Items from an interface collection:
"""
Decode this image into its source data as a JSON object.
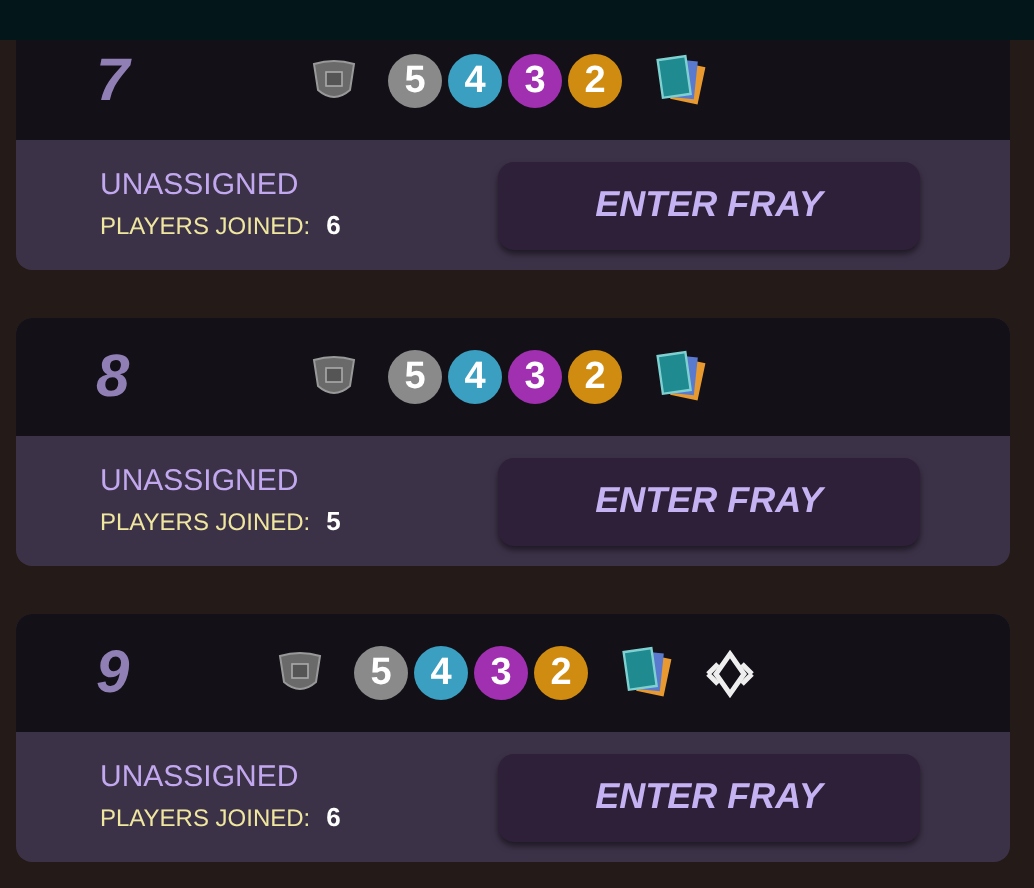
{
  "brawls": [
    {
      "number": "7",
      "icons": [
        {
          "kind": "shield"
        },
        {
          "kind": "badge",
          "text": "5",
          "color": "#8a8a8a"
        },
        {
          "kind": "badge",
          "text": "4",
          "color": "#3a9fc0"
        },
        {
          "kind": "badge",
          "text": "3",
          "color": "#a030b0"
        },
        {
          "kind": "badge",
          "text": "2",
          "color": "#d08c10"
        },
        {
          "kind": "cards"
        }
      ],
      "status": "UNASSIGNED",
      "players_label": "PLAYERS JOINED:",
      "players_count": "6",
      "button": "ENTER FRAY"
    },
    {
      "number": "8",
      "icons": [
        {
          "kind": "shield"
        },
        {
          "kind": "badge",
          "text": "5",
          "color": "#8a8a8a"
        },
        {
          "kind": "badge",
          "text": "4",
          "color": "#3a9fc0"
        },
        {
          "kind": "badge",
          "text": "3",
          "color": "#a030b0"
        },
        {
          "kind": "badge",
          "text": "2",
          "color": "#d08c10"
        },
        {
          "kind": "cards"
        }
      ],
      "status": "UNASSIGNED",
      "players_label": "PLAYERS JOINED:",
      "players_count": "5",
      "button": "ENTER FRAY"
    },
    {
      "number": "9",
      "icons": [
        {
          "kind": "shield"
        },
        {
          "kind": "badge",
          "text": "5",
          "color": "#8a8a8a"
        },
        {
          "kind": "badge",
          "text": "4",
          "color": "#3a9fc0"
        },
        {
          "kind": "badge",
          "text": "3",
          "color": "#a030b0"
        },
        {
          "kind": "badge",
          "text": "2",
          "color": "#d08c10"
        },
        {
          "kind": "cards"
        },
        {
          "kind": "diamond"
        }
      ],
      "status": "UNASSIGNED",
      "players_label": "PLAYERS JOINED:",
      "players_count": "6",
      "button": "ENTER FRAY"
    }
  ]
}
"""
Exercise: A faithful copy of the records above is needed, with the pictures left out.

Result:
Decode this image into its source data as a JSON object.
{
  "brawls": [
    {
      "number": "7",
      "icons": [
        {
          "kind": "shield"
        },
        {
          "kind": "badge",
          "text": "5",
          "color": "#8a8a8a"
        },
        {
          "kind": "badge",
          "text": "4",
          "color": "#3a9fc0"
        },
        {
          "kind": "badge",
          "text": "3",
          "color": "#a030b0"
        },
        {
          "kind": "badge",
          "text": "2",
          "color": "#d08c10"
        },
        {
          "kind": "cards"
        }
      ],
      "status": "UNASSIGNED",
      "players_label": "PLAYERS JOINED:",
      "players_count": "6",
      "button": "ENTER FRAY"
    },
    {
      "number": "8",
      "icons": [
        {
          "kind": "shield"
        },
        {
          "kind": "badge",
          "text": "5",
          "color": "#8a8a8a"
        },
        {
          "kind": "badge",
          "text": "4",
          "color": "#3a9fc0"
        },
        {
          "kind": "badge",
          "text": "3",
          "color": "#a030b0"
        },
        {
          "kind": "badge",
          "text": "2",
          "color": "#d08c10"
        },
        {
          "kind": "cards"
        }
      ],
      "status": "UNASSIGNED",
      "players_label": "PLAYERS JOINED:",
      "players_count": "5",
      "button": "ENTER FRAY"
    },
    {
      "number": "9",
      "icons": [
        {
          "kind": "shield"
        },
        {
          "kind": "badge",
          "text": "5",
          "color": "#8a8a8a"
        },
        {
          "kind": "badge",
          "text": "4",
          "color": "#3a9fc0"
        },
        {
          "kind": "badge",
          "text": "3",
          "color": "#a030b0"
        },
        {
          "kind": "badge",
          "text": "2",
          "color": "#d08c10"
        },
        {
          "kind": "cards"
        },
        {
          "kind": "diamond"
        }
      ],
      "status": "UNASSIGNED",
      "players_label": "PLAYERS JOINED:",
      "players_count": "6",
      "button": "ENTER FRAY"
    }
  ]
}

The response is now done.